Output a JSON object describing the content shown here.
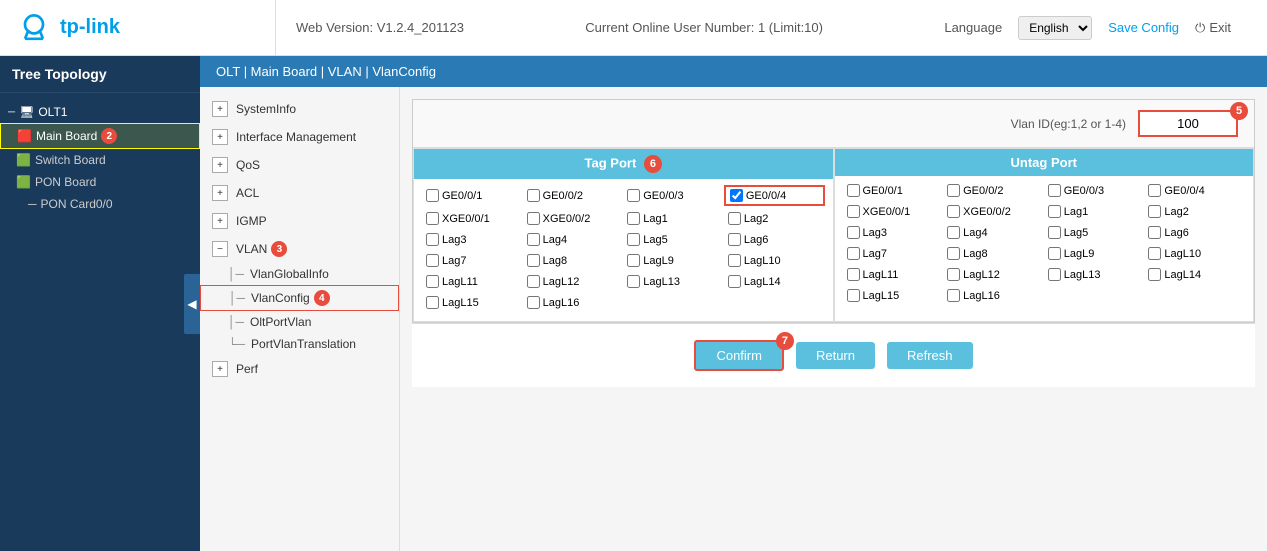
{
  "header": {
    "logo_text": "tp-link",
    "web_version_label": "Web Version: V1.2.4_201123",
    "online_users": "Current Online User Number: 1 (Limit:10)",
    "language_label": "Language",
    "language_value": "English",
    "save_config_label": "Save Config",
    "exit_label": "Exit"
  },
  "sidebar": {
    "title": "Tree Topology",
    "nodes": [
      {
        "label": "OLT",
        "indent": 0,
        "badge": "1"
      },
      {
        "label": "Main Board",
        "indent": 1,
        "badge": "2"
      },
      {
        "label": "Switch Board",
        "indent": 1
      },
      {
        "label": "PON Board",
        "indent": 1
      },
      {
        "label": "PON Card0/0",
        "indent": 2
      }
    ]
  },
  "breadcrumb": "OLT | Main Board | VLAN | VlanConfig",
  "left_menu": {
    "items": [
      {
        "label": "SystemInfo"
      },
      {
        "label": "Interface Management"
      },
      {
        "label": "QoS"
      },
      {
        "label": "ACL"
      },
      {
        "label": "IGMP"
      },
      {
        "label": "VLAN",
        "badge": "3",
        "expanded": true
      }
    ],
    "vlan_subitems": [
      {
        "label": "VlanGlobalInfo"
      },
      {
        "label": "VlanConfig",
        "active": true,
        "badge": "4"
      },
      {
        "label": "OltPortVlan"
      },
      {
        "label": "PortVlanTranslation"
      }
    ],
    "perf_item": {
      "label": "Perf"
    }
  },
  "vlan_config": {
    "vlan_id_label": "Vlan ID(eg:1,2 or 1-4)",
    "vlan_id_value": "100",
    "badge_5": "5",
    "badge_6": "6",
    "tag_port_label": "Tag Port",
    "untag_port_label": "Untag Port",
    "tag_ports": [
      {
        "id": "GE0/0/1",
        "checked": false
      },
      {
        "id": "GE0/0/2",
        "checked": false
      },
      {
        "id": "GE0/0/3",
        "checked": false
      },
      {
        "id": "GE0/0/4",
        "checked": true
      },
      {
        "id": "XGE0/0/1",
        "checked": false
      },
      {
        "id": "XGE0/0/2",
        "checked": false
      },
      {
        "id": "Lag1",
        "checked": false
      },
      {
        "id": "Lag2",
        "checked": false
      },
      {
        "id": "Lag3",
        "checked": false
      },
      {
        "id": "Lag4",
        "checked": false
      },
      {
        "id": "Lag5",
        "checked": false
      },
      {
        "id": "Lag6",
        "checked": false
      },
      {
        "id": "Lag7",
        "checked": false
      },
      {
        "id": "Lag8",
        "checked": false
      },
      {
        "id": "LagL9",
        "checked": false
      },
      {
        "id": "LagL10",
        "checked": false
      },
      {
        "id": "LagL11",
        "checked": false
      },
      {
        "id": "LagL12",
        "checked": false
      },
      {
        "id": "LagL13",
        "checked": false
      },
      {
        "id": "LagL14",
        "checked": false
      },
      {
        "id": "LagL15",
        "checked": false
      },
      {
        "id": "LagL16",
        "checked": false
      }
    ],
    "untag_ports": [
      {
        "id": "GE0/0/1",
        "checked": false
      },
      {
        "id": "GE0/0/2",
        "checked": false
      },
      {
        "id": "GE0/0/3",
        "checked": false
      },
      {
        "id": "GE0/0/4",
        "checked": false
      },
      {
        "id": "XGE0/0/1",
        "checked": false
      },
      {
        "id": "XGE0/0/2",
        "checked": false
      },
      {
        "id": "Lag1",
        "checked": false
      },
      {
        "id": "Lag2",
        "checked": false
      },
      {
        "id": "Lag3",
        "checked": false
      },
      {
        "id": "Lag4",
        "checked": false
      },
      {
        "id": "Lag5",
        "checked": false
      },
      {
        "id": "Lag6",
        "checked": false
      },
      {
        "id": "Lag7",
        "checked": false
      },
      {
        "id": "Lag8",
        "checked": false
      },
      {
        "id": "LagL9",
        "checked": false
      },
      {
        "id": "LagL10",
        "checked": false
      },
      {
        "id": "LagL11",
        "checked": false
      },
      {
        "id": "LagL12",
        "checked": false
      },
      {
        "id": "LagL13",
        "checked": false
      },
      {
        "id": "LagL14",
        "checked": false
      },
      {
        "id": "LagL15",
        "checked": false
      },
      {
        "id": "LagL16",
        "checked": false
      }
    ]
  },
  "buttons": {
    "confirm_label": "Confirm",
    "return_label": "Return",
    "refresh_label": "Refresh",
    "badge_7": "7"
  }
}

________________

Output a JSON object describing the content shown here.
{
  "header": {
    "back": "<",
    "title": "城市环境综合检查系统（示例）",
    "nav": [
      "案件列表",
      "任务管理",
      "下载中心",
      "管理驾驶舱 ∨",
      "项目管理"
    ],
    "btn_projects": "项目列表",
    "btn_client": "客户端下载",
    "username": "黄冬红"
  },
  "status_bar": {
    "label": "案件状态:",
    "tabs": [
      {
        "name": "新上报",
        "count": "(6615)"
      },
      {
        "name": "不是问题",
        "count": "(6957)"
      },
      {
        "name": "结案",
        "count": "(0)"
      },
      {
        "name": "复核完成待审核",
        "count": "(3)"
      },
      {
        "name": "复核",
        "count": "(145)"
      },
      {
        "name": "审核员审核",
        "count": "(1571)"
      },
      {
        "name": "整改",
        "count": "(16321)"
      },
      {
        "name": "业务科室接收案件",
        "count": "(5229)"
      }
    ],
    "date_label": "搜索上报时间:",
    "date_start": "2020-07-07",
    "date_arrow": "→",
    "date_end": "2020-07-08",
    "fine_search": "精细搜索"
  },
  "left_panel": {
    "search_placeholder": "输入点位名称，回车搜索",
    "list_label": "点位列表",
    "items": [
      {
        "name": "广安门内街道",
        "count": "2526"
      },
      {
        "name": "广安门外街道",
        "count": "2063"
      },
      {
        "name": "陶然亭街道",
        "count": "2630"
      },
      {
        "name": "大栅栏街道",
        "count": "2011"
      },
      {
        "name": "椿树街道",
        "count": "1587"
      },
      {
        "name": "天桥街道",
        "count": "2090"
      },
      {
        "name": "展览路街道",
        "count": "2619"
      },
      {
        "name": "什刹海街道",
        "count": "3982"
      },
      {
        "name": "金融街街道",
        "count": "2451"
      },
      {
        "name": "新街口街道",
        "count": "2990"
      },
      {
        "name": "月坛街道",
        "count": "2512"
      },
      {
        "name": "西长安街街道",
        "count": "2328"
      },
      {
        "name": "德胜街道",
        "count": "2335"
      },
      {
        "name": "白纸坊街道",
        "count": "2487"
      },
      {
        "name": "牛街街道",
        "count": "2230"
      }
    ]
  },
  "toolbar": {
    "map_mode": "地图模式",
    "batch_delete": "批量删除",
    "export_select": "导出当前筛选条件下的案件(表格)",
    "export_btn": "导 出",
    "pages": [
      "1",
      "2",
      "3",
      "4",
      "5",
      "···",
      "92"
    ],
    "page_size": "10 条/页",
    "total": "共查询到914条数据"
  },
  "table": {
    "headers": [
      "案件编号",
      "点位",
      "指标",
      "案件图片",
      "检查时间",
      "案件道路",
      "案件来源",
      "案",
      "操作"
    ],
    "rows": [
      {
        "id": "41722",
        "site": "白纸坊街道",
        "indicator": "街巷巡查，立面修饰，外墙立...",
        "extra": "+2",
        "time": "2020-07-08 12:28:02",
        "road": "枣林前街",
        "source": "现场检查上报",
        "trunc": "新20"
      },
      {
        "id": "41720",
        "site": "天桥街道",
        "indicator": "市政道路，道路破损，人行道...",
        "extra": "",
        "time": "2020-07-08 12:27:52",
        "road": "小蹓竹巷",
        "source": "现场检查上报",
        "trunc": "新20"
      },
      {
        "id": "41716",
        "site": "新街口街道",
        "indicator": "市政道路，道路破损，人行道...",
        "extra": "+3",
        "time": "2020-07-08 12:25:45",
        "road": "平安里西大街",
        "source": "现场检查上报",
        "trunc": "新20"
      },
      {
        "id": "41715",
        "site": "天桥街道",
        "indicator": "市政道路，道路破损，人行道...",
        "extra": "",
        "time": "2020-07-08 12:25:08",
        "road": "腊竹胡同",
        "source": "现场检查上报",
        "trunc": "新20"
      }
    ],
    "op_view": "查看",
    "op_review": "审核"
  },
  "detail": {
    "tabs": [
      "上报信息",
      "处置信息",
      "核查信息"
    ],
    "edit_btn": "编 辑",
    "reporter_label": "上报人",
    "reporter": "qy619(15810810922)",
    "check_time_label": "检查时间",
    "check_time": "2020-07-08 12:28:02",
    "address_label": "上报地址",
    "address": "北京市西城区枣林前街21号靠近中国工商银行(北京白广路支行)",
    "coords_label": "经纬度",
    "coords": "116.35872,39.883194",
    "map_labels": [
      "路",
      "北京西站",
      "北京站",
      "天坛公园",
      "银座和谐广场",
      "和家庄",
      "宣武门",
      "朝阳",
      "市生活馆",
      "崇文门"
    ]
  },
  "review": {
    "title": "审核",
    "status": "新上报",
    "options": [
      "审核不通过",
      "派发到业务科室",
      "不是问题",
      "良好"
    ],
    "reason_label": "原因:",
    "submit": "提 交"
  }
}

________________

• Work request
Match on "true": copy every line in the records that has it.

• Result of this exercise
        "expanded": true
        "active": true,
        "checked": true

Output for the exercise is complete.